Platform(s): PC (version played), Nintendo Switch
Genre: 2D Action Game Set In 20th Century Taiwan
It’s not every day you see a game using Taiwan-Japanese occupation history as a backdrop for an action game, yet here we are. Indie studio Creative Games Computer Graphics Corporation and publisher Neon Doctrine took a chance in setting its 2D title in a rather hectic and possibly controversial timeline in history, and it paid off.
Much like how iD Software and Raven Software made a bunch of shooters set in the 1940s WW2 era, so too does The Legend of Tianding (a remake of a 2004 Flash game as I’ve learnt recently) makes its backdrop unique and stand out. And thankfully, the gameplay is just as dazzling.
Our folk hero Liao Tianding, who is basically Robin Hood but trades a bow and arrow for elite kungfu skills, fights for the people and plans to stop oppression from the Japanese occupation and its high-level supporters. At the same time, he is also dealing with a legendary pirate’s lost treasure that grants its wielder power.
The story is as comic-book and as anime as you can get (with appropriate colourful comic illustrations to match), but it’s fun without stepping on any toes while using the 1900s backdrop, portraying the era’s harshness at times. Coupled with some authentic Hokkien dialect voiceovers from Taiwanese, and you’ve got quite a title that does its heritage proud.
The Legend of Tianding would have faltered if its hero controlled like garbage and its gameplay is less than mundane. That isn’t the case, as Tianding has the grace and finesse of a Super Smash Bros. Ultimate high-flyer character, but arguably better.
Tianding can jump, attack with his default knife, and perform a plethora of kungfu moves he learns throughout the course of the plot.
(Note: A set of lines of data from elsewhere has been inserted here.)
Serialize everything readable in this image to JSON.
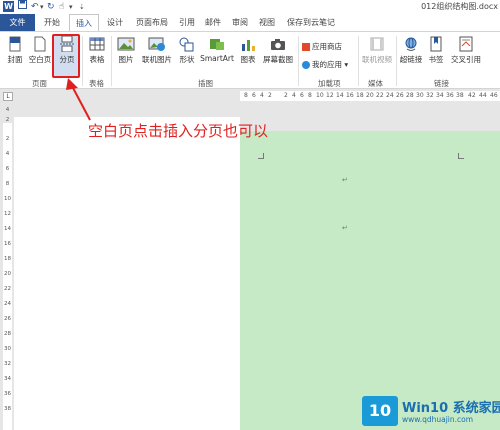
{
  "window": {
    "app_icon_letter": "W",
    "doc_title": "012组织结构图.docx"
  },
  "quick_access": {
    "save_icon": "save-icon",
    "undo_icon": "undo-icon",
    "redo_icon": "redo-icon",
    "touch_icon": "touch-mode-icon",
    "customize_icon": "customize-icon"
  },
  "tabs": [
    "文件",
    "开始",
    "插入",
    "设计",
    "页面布局",
    "引用",
    "邮件",
    "审阅",
    "视图",
    "保存到云笔记"
  ],
  "ribbon": {
    "pages_group": {
      "label": "页面",
      "cover": "封面",
      "blank_page": "空白页",
      "page_break": "分页"
    },
    "table_group": {
      "label": "表格",
      "table": "表格"
    },
    "illustrations_group": {
      "label": "插图",
      "picture": "图片",
      "online_picture": "联机图片",
      "shapes": "形状",
      "smartart": "SmartArt",
      "chart": "图表",
      "screenshot": "屏幕截图"
    },
    "addins_group": {
      "label": "加载项",
      "store": "应用商店",
      "my_apps": "我的应用"
    },
    "media_group": {
      "label": "媒体",
      "online_video": "联机视频"
    },
    "links_group": {
      "label": "链接",
      "hyperlink": "超链接",
      "bookmark": "书签",
      "cross_reference": "交叉引用"
    }
  },
  "ruler": {
    "toggle_label": "L",
    "left_numbers": [
      "8",
      "6",
      "4",
      "2"
    ],
    "right_numbers": [
      "2",
      "4",
      "6",
      "8",
      "10",
      "12",
      "14",
      "16",
      "18",
      "20",
      "22",
      "24",
      "26",
      "28",
      "30",
      "32",
      "34",
      "36",
      "38",
      "42",
      "44",
      "46"
    ],
    "vertical_numbers": [
      "4",
      "2",
      "2",
      "4",
      "6",
      "8",
      "10",
      "12",
      "14",
      "16",
      "18",
      "20",
      "22",
      "24",
      "26",
      "28",
      "30",
      "32",
      "34",
      "36",
      "38"
    ]
  },
  "document": {
    "paragraph_mark": "↵"
  },
  "annotation": "空白页点击插入分页也可以",
  "watermark": {
    "badge": "10",
    "title": "Win10 系统家园",
    "url": "www.qdhuajin.com"
  },
  "colors": {
    "word_blue": "#2b579a",
    "highlight_red": "#e02020",
    "page_green": "#c6e9c6",
    "watermark_blue": "#1a9bd8"
  }
}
He can also use his red scarf to temporarily nick weapons for himself, using it against his foes for a limited amount of times. These weapons deal a lot of damage compared to his default knife strikes and special moves, so you may need to alternate between these and his one-inch punches for big damage and wall bounce setups.
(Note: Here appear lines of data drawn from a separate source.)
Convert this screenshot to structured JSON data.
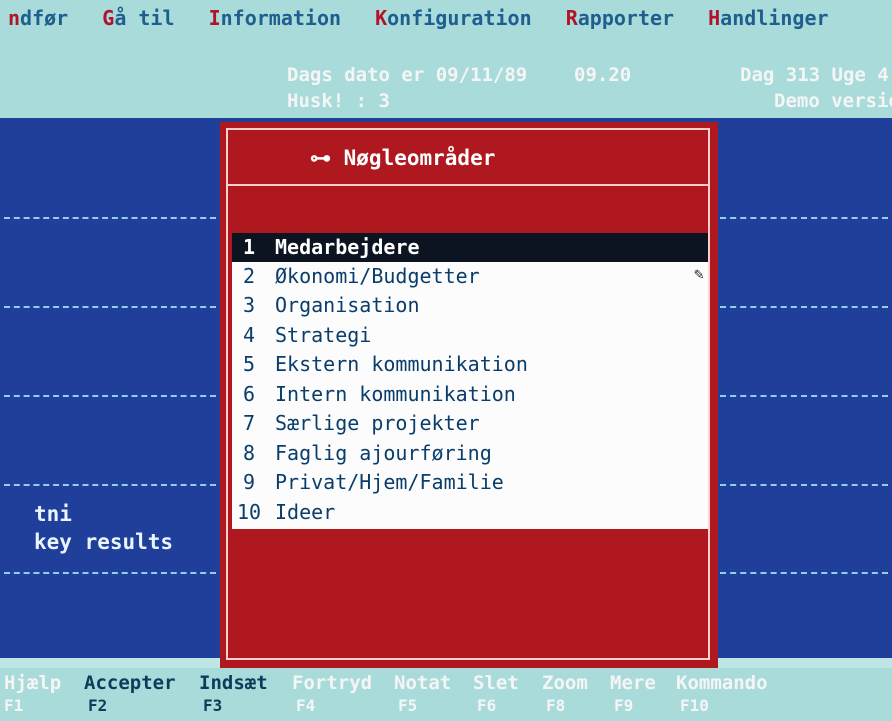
{
  "menubar": {
    "items": [
      {
        "hotkey": "n",
        "rest": "dfør"
      },
      {
        "hotkey": "G",
        "rest": "å til"
      },
      {
        "hotkey": "I",
        "rest": "nformation"
      },
      {
        "hotkey": "K",
        "rest": "onfiguration"
      },
      {
        "hotkey": "R",
        "rest": "apporter"
      },
      {
        "hotkey": "H",
        "rest": "andlinger"
      }
    ]
  },
  "status": {
    "date_text": "Dags dato er 09/11/89",
    "time": "09.20",
    "day_week": "Dag 313  Uge 4",
    "reminder": "Husk! : 3",
    "version": "Demo versio"
  },
  "sidebar": {
    "line1": "tni",
    "line2": "key results"
  },
  "dialog": {
    "title": "⊶ Nøgleområder",
    "cursor_glyph": "✎",
    "items": [
      {
        "num": "1",
        "label": "Medarbejdere"
      },
      {
        "num": "2",
        "label": "Økonomi/Budgetter"
      },
      {
        "num": "3",
        "label": "Organisation"
      },
      {
        "num": "4",
        "label": "Strategi"
      },
      {
        "num": "5",
        "label": "Ekstern kommunikation"
      },
      {
        "num": "6",
        "label": "Intern kommunikation"
      },
      {
        "num": "7",
        "label": "Særlige projekter"
      },
      {
        "num": "8",
        "label": "Faglig ajourføring"
      },
      {
        "num": "9",
        "label": "Privat/Hjem/Familie"
      },
      {
        "num": "10",
        "label": "Ideer"
      }
    ],
    "selected_index": 0
  },
  "function_keys": [
    {
      "label": "Hjælp",
      "key": "F1"
    },
    {
      "label": "Accepter",
      "key": "F2"
    },
    {
      "label": "Indsæt",
      "key": "F3"
    },
    {
      "label": "Fortryd",
      "key": "F4"
    },
    {
      "label": "Notat",
      "key": "F5"
    },
    {
      "label": "Slet",
      "key": "F6"
    },
    {
      "label": "Zoom",
      "key": "F8"
    },
    {
      "label": "Mere",
      "key": "F9"
    },
    {
      "label": "Kommando",
      "key": "F10"
    }
  ],
  "colors": {
    "dialog_red": "#b01820",
    "background_blue": "#1f3f9a",
    "top_cyan": "#a9dbda",
    "selection_dark": "#0b1420"
  }
}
Suffice to say, all these tools and lovely tight controls equal to the folk hero being able to off 2D equivalents of a Hideki Kamiya action game combo video in the hands of the right player. I’m clearly not that kind of player, but I can air juggle most enemies while dodging blows and gunfire left and right, while also parrying gunshots with well-timed punches. Yes, Tianding is the best kind of action game character.
Warriors Of The Rainbow
The levels themselves aren’t half-bad in their design and scope; there’s ample room for players to kick butt against the horde of soldiers and vagrants to fight against. From an underground military complex to a train stage that’s as lengthy as Taipei 101, the game doesn’t let up and entertains within its 7-hour-or-so runtime.
It’s a pity that some of its quests that forward the story just has Tianding run back and forth giving items to people; it’s the small blemish in an otherwise solid 2D action platforming package that tells its story with a combination of levity and seriousness. I’m also craving more after sorting out the game’s main plot. While The Legend of Tianding has some replayability with its sidequests, its runtime can be short for many.
Still, CGCG and Neon Doctrine has a great foundation to build upon gameplay and engine-wise in the far future; The Legend of Tianding is a great debut with a fresh take on a Taiwan historical setting and some fun-yet-familiar gameplay.
- Great action & controls.
- Colourful aesthetics.
- Unique-yet-familiar story.
- Some mundane fetch quests that feel like padding.